those left behind, itâ€™s important to note, will almost certainly not become happier if we redistribute more income. Indeed, they will probably become less happy. Policies designed to lower economic inequality tend to change the incentives of both the haves and the have-nots in a way that particularly harms the have-nots. Reductions in the incentives to prosper mean fewer jobs created, less economic growth, less in tax revenues, and less charitable givingâ€”all to the detriment of those left behind. And redistribution can, as the American welfare system has shown, turn beneficiaries into demoralized long-term dependents. …
policies to redress economic inequality hardly affect true inequality at all. Policymakers and economists rarely denounce the scandal of inequality in work effort, creativity, talent, or enthusiasm. …
Finally, arguments against inequality legitimize envy. Americans may indeed have strong concerns about their relative incomes and may seek status as reflected in their economic circumstances. But to base our policies on the anxieties of those at the back of the status race is to bow before Invidia. A deadly sin is not, in my view, a smart blueprint for policymaking.
A more accurate vision of America sees a land of both inequality and opportunity, in which hard work and perseverance are the keys to jumping from the ranks of the have-nots to those of the haves. If we can solve problems of absolute deprivation, such as hunger and homelessness, then rewarding hard work will continue to serve as a positive stimulant to achievement. Redistribution and taxation, beyond whatâ€™s necessary to pay for key services, weaken Americaâ€™s willingness and ability to thrive.
This vision promotes policies focused not on wiping out economic inequality, but rather on enhancing economic mobility. They include improving educational opportunities, aggressively addressing cultural impediments to success, enhancing the fluidity of labor markets, searching for ways to include all citizens in Americaâ€™s investing revolution, and protecting the climate of American entrepreneurship.

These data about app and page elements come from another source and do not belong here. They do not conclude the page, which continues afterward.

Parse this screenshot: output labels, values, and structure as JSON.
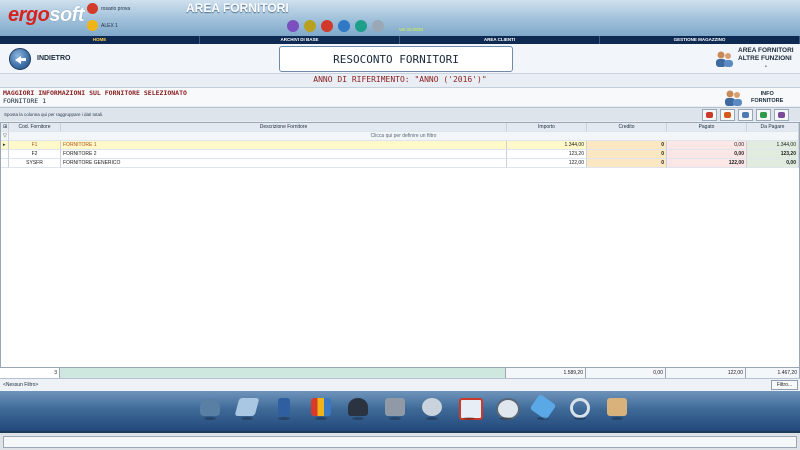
{
  "header": {
    "logo_part1": "ergo",
    "logo_part2": "soft",
    "company": "rosario prova",
    "user": "ALEX 1",
    "area_title": "AREA FORNITORI",
    "version": "Ver.16.0030",
    "toolbar_icons": [
      {
        "icon": "logout-icon",
        "color": "#7c4fc0"
      },
      {
        "icon": "info-icon",
        "color": "#b8a020"
      },
      {
        "icon": "calculator-icon",
        "color": "#d03a2a"
      },
      {
        "icon": "help-icon",
        "color": "#2f78c6"
      },
      {
        "icon": "download-icon",
        "color": "#1d9f8a"
      },
      {
        "icon": "close-icon",
        "color": "#9aa7b5"
      }
    ]
  },
  "nav": {
    "items": [
      "HOME",
      "ARCHIVI DI BASE",
      "AREA CLIENTI",
      "GESTIONE MAGAZZINO"
    ],
    "active_index": 0,
    "active_color": "#ffd24a"
  },
  "titlebar": {
    "back_label": "INDIETRO",
    "title": "RESOCONTO FORNITORI",
    "right_menu_line1": "AREA FORNITORI",
    "right_menu_line2": "ALTRE FUNZIONI",
    "right_menu_line3": "-"
  },
  "reference_year": "ANNO DI RIFERIMENTO: \"ANNO ('2016')\"",
  "supplier_info": {
    "heading": "MAGGIORI INFORMAZIONI SUL FORNITORE SELEZIONATO",
    "selected": "FORNITORE 1",
    "info_button_line1": "INFO",
    "info_button_line2": "FORNITORE"
  },
  "grid_toolbar": {
    "group_hint": "Sposta la colonna qui per raggruppare i dati totali.",
    "tools": [
      "pdf-export-icon",
      "print-icon",
      "excel-export-icon",
      "refresh-icon",
      "settings-icon"
    ]
  },
  "grid": {
    "columns": [
      "Cod. Fornitore",
      "Descrizione Fornitore",
      "Importo",
      "Credito",
      "Pagato",
      "Da Pagare"
    ],
    "filter_hint": "Clicca qui per definire un filtro",
    "rows": [
      {
        "code": "F1",
        "name": "FORNITORE 1",
        "importo": "1.344,00",
        "credito": "0",
        "pagato": "0,00",
        "da_pagare": "1.344,00"
      },
      {
        "code": "F2",
        "name": "FORNITORE 2",
        "importo": "123,20",
        "credito": "0",
        "pagato": "0,00",
        "da_pagare": "123,20"
      },
      {
        "code": "SYSFR",
        "name": "FORNITORE GENERICO",
        "importo": "122,00",
        "credito": "0",
        "pagato": "122,00",
        "da_pagare": "0,00"
      }
    ],
    "selected_marker": "▸",
    "header_marker": "⊞",
    "filter_marker": "▽"
  },
  "totals": {
    "count": "3",
    "importo": "1.589,20",
    "credito": "0,00",
    "pagato": "122,00",
    "da_pagare": "1.467,20"
  },
  "filter_bar": {
    "no_filter": "<Nessun Filtro>",
    "filter_button": "Filtro..."
  },
  "dock": {
    "icons": [
      "support-agent-icon",
      "payment-card-icon",
      "archive-binder-icon",
      "documents-icon",
      "secure-user-icon",
      "database-save-icon",
      "printer-icon",
      "calendar-icon",
      "clock-icon",
      "price-tag-icon",
      "search-icon",
      "tools-box-icon"
    ]
  }
}
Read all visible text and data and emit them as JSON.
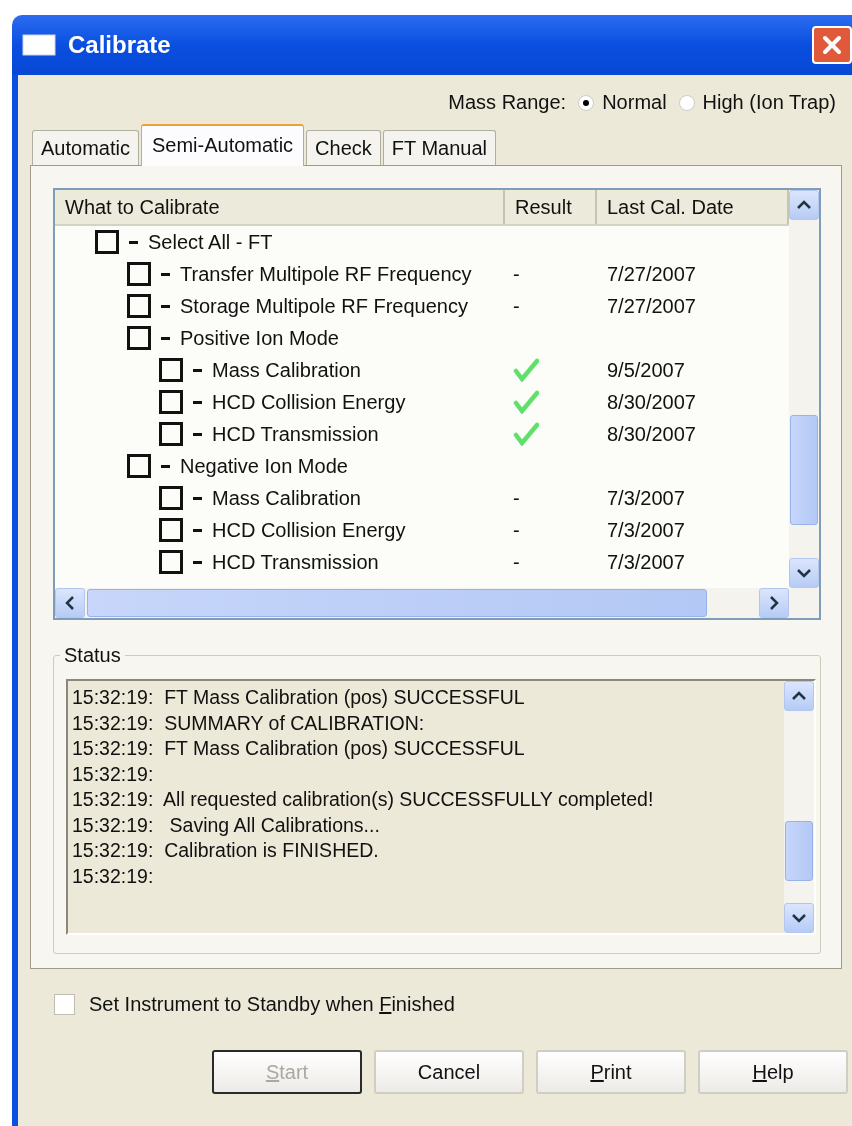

Placidity about income inequality, and opposition to income redistribution, are evidence of a light heart, not a hard one. If happiness is our goal, those who promote opportunity over economic equality have no apologies to make.
Read the whole thing.
Hat tip to Karen L. Myers.